And so to London.First to a friend's first one man exhibition at the Smithfield Gallery- big, stunning blow-ups of orange peel and the like called Second Skin. And thence on a pilgrimage with Mr.Wilkinson, brought about by us both having recently gorged ourselves on Antonioni's film of things seen (or not) in the London of 1966. Our quest was for Maryon Park, a fair old leg down the Woolwich Road from Charlton station. On screen David Hemmings finds an aeroplane propeller in an antique shop and then proceeds to go snapping in the park. Back in his Notting Hill studio he blows up the black and white negatives to such a degree that he feels justified in thinking that he's inadvertently photographed a murder, and that there's a corpse in the bushes. As we see the giant black and white images revealed, the quiet atmosphere and rustle of the trees in the park is evoked once again.
Well, the shop and terraced houses have gone, replaced by 70's flats, but once inside Maryon Park the curious enigmatic feeling, given-off so powerfully in the film, is virtually intact. Again, all that we heard was the moving of the bushes and trees, and the chock-chock of people playing tennis behind the wire fences of the courts.

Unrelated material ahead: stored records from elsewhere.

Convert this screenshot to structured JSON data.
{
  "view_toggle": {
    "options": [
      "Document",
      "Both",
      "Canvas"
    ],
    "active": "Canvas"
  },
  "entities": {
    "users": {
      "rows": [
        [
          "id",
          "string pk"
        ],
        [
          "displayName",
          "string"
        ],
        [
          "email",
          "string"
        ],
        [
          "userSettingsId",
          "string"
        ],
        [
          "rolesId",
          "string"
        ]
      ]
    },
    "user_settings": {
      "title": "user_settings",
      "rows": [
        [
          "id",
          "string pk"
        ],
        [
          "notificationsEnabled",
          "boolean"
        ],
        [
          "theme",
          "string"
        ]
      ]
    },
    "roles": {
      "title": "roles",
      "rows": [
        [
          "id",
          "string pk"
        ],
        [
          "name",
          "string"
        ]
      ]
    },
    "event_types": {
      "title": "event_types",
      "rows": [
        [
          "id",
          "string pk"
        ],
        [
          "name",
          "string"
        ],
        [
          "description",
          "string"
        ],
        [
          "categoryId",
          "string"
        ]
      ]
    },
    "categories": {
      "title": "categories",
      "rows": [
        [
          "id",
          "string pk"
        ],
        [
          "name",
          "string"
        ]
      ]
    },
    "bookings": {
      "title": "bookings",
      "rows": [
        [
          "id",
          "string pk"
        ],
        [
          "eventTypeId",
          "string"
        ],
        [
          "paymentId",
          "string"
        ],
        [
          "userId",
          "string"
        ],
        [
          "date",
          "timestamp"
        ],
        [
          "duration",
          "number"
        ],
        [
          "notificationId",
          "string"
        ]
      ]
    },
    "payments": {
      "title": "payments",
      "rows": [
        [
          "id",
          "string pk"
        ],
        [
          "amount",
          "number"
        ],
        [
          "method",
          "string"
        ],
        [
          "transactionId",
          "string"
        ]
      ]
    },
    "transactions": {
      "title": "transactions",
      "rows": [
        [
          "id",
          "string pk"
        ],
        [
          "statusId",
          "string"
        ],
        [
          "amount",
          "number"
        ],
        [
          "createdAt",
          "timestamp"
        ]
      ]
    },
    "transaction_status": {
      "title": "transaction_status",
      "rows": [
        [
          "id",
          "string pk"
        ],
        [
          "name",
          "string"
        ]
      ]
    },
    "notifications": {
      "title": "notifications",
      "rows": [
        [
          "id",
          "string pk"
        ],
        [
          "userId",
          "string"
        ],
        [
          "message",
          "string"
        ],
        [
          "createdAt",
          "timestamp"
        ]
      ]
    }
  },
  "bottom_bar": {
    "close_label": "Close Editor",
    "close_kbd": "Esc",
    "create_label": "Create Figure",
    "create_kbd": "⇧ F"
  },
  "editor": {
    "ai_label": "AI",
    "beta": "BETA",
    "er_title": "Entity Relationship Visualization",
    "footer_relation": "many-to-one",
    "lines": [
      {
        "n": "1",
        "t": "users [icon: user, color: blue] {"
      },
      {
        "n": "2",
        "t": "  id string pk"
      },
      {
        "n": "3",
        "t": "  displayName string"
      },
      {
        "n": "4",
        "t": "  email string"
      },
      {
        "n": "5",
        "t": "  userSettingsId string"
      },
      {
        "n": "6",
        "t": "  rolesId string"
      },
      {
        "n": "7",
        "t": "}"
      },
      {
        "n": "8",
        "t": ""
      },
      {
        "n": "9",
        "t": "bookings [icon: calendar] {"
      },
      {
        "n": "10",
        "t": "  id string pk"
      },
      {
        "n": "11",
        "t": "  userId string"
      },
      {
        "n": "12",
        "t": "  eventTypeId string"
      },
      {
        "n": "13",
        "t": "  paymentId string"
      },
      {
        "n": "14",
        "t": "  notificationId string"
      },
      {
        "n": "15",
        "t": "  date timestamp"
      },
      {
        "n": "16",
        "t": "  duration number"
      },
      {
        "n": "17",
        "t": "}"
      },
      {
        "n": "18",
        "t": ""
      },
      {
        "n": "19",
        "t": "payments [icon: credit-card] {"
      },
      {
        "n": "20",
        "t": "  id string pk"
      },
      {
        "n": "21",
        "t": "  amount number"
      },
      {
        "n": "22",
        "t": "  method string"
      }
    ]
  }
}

One is normally disappointed when visiting the locations of favourite films, but I defy anyone who has immersed themselves in Blow-Up not to be moved by Maryon Park. The only trouble is, I got a thorn stuck into my thumb, which last night also started to enlarge. The image is courtesy of WilkoFilms.
I am a writer and photographer who spends all his time looking at England, particularly buildings and the countryside. But I have a leaning towards the slightly odd and neglected, the unsung elements that make England such an interesting place to live in. I am the author and photographer of over 25 books, in particular Unmitigated England (Adelphi 2006), More from Unmitigated England (Adelphi 2007), Cross Country (Wiley 2011), The Cigarette Papers (Frances Lincoln 2012) and Preposterous Erections (Frances Lincoln 2012)